A commitment to help patients with autoimmune diseases
Autoimmune diseases represent a therapeutic area that, despite having lower incidences to that of cancer, often faces neglect. Such diseases affect 8% of the population with over 75% of cases occurring in women, due to the fact that they have a more powerful immune reaction. Experts have also stated that women have a greater tendency to possess certain genes that predispose them to these diseases.
In autoimmune diseases our immune system attacks our own body. The most common forms of these diseases are rheumatoid arthritis, multiple sclerosis and lupus, to name but a few. They are the result of a malfunctioning of the organism’s immune system.
For years, these diseases have been fought with immunosuppressive drugs, which, according to experts, have high toxicity. In recent years, however, several advances have been made to combat autoimmune diseases through new drugs designed with nanotechnology, as was recently featured in the journal Nature.
Diagnosing these diseases is complicated because of the slow progression of the disease and because the initial symptoms may be ascribed to a number of different causes. It is also estimated that there are between 80 and 100 different autoimmune disorders.
These diseases also account for a large portion of hospital bills. According to IMS Health, oncology, HIV and biological products for autoimmune diseases and HCV account for 59% of the hospital market.

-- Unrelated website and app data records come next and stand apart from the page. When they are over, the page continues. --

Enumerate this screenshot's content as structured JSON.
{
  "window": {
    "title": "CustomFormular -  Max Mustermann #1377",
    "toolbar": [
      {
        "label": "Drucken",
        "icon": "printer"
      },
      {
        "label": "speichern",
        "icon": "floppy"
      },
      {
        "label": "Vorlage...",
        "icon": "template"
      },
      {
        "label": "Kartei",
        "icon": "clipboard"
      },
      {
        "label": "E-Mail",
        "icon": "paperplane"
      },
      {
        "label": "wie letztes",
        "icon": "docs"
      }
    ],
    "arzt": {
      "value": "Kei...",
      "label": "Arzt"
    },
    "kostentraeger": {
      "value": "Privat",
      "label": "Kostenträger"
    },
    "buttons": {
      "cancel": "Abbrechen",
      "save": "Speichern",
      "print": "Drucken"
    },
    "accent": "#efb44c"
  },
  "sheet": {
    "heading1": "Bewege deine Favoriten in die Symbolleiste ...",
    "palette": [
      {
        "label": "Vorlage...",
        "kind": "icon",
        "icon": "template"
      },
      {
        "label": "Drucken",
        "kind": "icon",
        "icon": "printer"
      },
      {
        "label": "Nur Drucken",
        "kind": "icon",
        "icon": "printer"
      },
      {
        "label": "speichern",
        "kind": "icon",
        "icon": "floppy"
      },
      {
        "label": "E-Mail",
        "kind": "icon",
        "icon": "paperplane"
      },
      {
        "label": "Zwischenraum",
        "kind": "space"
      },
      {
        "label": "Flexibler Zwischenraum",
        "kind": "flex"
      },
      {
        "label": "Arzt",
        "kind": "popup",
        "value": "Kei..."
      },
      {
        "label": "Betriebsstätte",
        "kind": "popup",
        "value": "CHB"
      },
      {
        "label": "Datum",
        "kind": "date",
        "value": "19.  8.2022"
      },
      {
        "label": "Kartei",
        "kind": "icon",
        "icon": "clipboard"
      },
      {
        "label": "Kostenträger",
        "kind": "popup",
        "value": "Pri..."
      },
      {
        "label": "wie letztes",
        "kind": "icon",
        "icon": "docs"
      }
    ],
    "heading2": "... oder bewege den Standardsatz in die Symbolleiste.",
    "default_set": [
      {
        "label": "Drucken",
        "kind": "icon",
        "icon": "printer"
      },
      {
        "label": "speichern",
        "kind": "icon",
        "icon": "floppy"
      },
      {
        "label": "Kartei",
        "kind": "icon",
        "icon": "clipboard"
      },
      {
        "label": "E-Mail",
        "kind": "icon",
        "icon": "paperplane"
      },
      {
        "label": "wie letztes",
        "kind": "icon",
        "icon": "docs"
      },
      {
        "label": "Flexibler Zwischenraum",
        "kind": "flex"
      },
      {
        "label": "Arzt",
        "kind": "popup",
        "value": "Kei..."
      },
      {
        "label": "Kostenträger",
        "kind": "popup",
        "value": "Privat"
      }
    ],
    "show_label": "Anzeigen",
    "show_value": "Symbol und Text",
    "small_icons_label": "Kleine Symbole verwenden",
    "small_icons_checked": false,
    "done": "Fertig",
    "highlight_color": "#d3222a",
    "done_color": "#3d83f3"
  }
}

Among all autoimmune diseases, rheumatoid arthritis has a great social impact. It is a disease that causes joint pain throughout the body and, if left untreated, ends up destroying them.
The Spanish Society for Rheumatology (SER) estimates that there are 180,000 people affected by this disease throughout the country and considers it to be the most disabling rheumatic disease in Spain.
In terms of expenditure, the hospital market for rheumatoid arthritis reached 204 million Euros in 2014, according to data from IMS Health. Also, Enbrel, a biological medicinal product for rheumatoid arthritis sold by Pfizer, ranks as the sixth most expensive hospital drug. Last year, the cost for this drug alone was 169 million euros.
In light of this scenario, the arrival of new drugs that can provide less expensive treatment options for diseases that can last several years, such as rheumatoid arthritis, is a significant step forward for national health systems.
To this end, biosimilars are helping to take a further step by making therapies available to more patients and by reducing the economic and social costs of the disease. For this reason, the Ministry of Health has put in place a cost containment mechanism in the 30-40% range in relation to the reduction in price for biosimilar drugs with regard to their biological reference.